The world’s anti-doping authority has declared that Kenyan national athletics do not comply with international standards, putting the country’s participation in the Rio Olympics this summer at risk.
The World Anti-Doping Agency announced the recommendation from its independent review committee Thursday afternoon on Twitter:
The CRC cites issues with #Kenya's legislation which it says is not in line with the World Anti-Doping Code.— WADA (@wada_ama) May 12, 2016
The legislation WADA cites was approved last month. Facing pressure from WADA to crack down on cheating in sports, Kenyan President Uhuru Kenyatta signed an anti-doping bill that created a national agency that would fine and imprison athletes who are found to be guilty of doping, according to the BBC.
The committee’s recommendation must be ratified by WADA’s board, The Guardian reports. The decision to ban Kenya from participating in the summer games is up to the International Olympic Committee.

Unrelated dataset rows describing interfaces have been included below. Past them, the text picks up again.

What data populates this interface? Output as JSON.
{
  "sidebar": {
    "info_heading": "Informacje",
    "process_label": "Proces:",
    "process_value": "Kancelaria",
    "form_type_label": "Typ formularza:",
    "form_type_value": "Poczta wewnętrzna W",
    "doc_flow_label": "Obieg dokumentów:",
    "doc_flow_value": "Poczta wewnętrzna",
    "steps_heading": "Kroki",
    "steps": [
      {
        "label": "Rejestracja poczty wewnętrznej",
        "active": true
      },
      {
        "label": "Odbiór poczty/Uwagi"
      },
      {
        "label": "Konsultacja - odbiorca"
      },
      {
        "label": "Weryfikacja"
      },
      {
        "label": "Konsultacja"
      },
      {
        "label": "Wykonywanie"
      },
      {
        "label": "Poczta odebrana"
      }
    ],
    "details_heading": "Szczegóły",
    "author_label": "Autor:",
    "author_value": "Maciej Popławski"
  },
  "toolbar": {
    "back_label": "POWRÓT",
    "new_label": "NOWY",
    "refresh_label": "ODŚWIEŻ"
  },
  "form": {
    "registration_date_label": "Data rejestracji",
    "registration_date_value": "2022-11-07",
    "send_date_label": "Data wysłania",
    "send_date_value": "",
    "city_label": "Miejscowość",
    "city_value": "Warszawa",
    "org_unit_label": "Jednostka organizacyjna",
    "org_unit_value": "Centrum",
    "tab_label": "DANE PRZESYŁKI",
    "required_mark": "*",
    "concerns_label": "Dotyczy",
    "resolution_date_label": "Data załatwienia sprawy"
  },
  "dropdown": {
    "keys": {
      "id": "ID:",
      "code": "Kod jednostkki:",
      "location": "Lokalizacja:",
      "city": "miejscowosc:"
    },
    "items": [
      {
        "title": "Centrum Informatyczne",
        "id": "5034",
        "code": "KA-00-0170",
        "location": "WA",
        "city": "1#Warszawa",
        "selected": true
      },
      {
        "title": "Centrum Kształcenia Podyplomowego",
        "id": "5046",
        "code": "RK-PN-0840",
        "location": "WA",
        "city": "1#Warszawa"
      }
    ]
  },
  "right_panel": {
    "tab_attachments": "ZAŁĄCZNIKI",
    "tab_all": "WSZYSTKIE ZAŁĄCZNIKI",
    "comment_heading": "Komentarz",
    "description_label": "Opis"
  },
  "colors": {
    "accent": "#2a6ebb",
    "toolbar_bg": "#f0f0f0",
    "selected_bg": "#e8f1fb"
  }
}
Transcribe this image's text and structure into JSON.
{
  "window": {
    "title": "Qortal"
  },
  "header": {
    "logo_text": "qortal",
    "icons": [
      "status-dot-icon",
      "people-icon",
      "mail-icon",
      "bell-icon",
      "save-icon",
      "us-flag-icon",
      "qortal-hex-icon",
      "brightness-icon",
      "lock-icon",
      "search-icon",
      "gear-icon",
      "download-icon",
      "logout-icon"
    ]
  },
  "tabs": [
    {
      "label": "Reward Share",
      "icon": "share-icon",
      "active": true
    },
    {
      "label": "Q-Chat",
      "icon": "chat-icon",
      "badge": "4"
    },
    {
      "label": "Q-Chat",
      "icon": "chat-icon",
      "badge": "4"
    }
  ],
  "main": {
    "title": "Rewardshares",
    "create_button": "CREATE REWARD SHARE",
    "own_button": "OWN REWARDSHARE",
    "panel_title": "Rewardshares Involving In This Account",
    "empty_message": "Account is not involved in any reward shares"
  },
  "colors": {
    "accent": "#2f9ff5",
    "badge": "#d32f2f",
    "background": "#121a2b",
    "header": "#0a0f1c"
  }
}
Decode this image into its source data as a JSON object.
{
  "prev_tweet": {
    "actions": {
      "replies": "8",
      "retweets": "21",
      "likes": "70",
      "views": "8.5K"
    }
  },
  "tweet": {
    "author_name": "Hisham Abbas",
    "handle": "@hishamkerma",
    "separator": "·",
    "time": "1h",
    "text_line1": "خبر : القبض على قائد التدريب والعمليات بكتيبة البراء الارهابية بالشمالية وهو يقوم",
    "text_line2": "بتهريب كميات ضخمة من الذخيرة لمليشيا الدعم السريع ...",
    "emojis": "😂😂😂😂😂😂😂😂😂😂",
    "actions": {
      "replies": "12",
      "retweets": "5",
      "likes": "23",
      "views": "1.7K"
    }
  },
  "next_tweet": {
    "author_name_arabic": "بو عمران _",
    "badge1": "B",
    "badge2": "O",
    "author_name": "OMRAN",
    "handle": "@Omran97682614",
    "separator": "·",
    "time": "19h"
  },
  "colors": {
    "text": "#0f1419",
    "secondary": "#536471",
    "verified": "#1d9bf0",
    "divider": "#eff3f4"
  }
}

The International Association of Athletics Federations (IAAF), the global governing body for athletics, investigated doping allegations in Kenya last year. Dick Pound, the former president of WADA and chair of its independent committee, said in November that it is “pretty clear that there is a lot of performance-enhancing drugs being used” in Kenya. Pound led the investigation of Russian athletics that in November alleged widespread doping by athletes and corruption among officials. In response, the IAAF suspended Russia’s membership in the association. WADA officials were sent Russia to overhaul its anti-doping practices in time for Rio, and IAAF will decide on Russia’s membership in June.